- _WHAT YOU ARE ASKED TO DO_
Find the string "Global" in the listing below and return each line it appears in.

- _SUPPLIED ENTRIES_
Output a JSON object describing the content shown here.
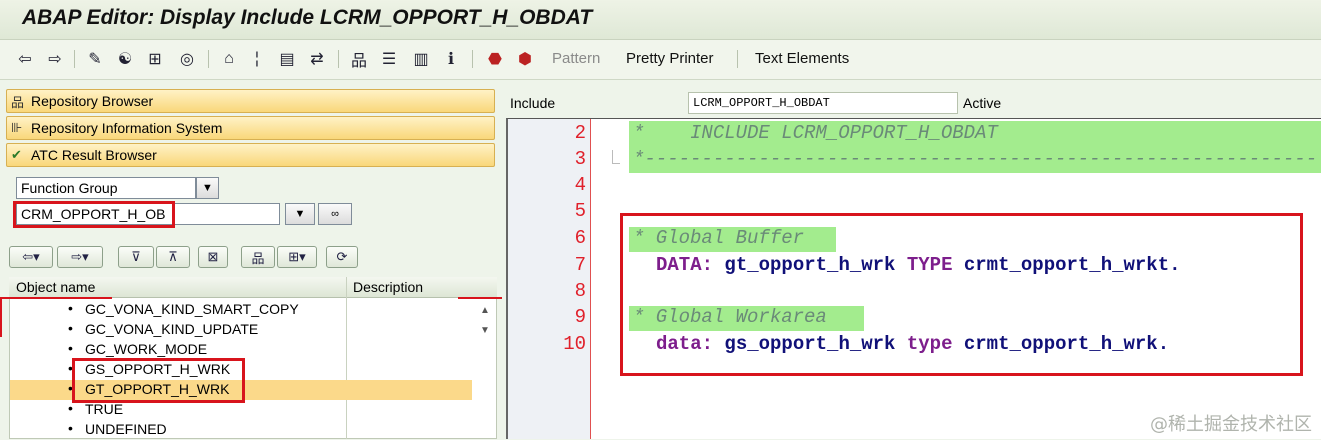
{
  "window": {
    "title": "ABAP Editor: Display Include LCRM_OPPORT_H_OBDAT"
  },
  "toolbar": {
    "icons": [
      "back-icon",
      "forward-icon",
      "check-syntax-icon",
      "where-used-icon",
      "other-object-icon",
      "activate-icon",
      "display-object-list-icon",
      "navigation-window-icon",
      "test-icon",
      "where-used-list-icon",
      "hierarchy-icon",
      "stack-icon",
      "print-icon",
      "info-icon",
      "breakpoint-icon",
      "session-breakpoint-icon"
    ],
    "pattern_label": "Pattern",
    "pretty_printer_label": "Pretty Printer",
    "text_elements_label": "Text Elements"
  },
  "left": {
    "nav": [
      "Repository Browser",
      "Repository Information System",
      "ATC Result Browser"
    ],
    "object_type": "Function Group",
    "object_name": "CRM_OPPORT_H_OB",
    "grid": {
      "col_object": "Object name",
      "col_desc": "Description",
      "rows": [
        "GC_VONA_KIND_SMART_COPY",
        "GC_VONA_KIND_UPDATE",
        "GC_WORK_MODE",
        "GS_OPPORT_H_WRK",
        "GT_OPPORT_H_WRK",
        "TRUE",
        "UNDEFINED"
      ],
      "selected_row": "GT_OPPORT_H_WRK",
      "bullet": "•"
    }
  },
  "right": {
    "include_label": "Include",
    "include_value": "LCRM_OPPORT_H_OBDAT",
    "status": "Active",
    "line_numbers": [
      "2",
      "3",
      "4",
      "5",
      "6",
      "7",
      "8",
      "9",
      "10"
    ],
    "code": {
      "l2": "*    INCLUDE LCRM_OPPORT_H_OBDAT",
      "l3": "*-----------------------------------------------------------",
      "l6": "* Global Buffer",
      "l7_kw": "DATA:",
      "l7_name": "gt_opport_h_wrk",
      "l7_type": "TYPE",
      "l7_rest": "crmt_opport_h_wrkt.",
      "l9": "* Global Workarea",
      "l10_kw": "data:",
      "l10_name": "gs_opport_h_wrk",
      "l10_type": "type",
      "l10_rest": "crmt_opport_h_wrk."
    }
  },
  "watermark": "@稀土掘金技术社区",
  "colors": {
    "highlight_red": "#d8141c",
    "comment_bg": "#a3ec8e",
    "keyword": "#7d1e8c"
  }
}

- _WRITTEN RESPONSE_
      "l6": "* Global Buffer",
      "l9": "* Global Workarea",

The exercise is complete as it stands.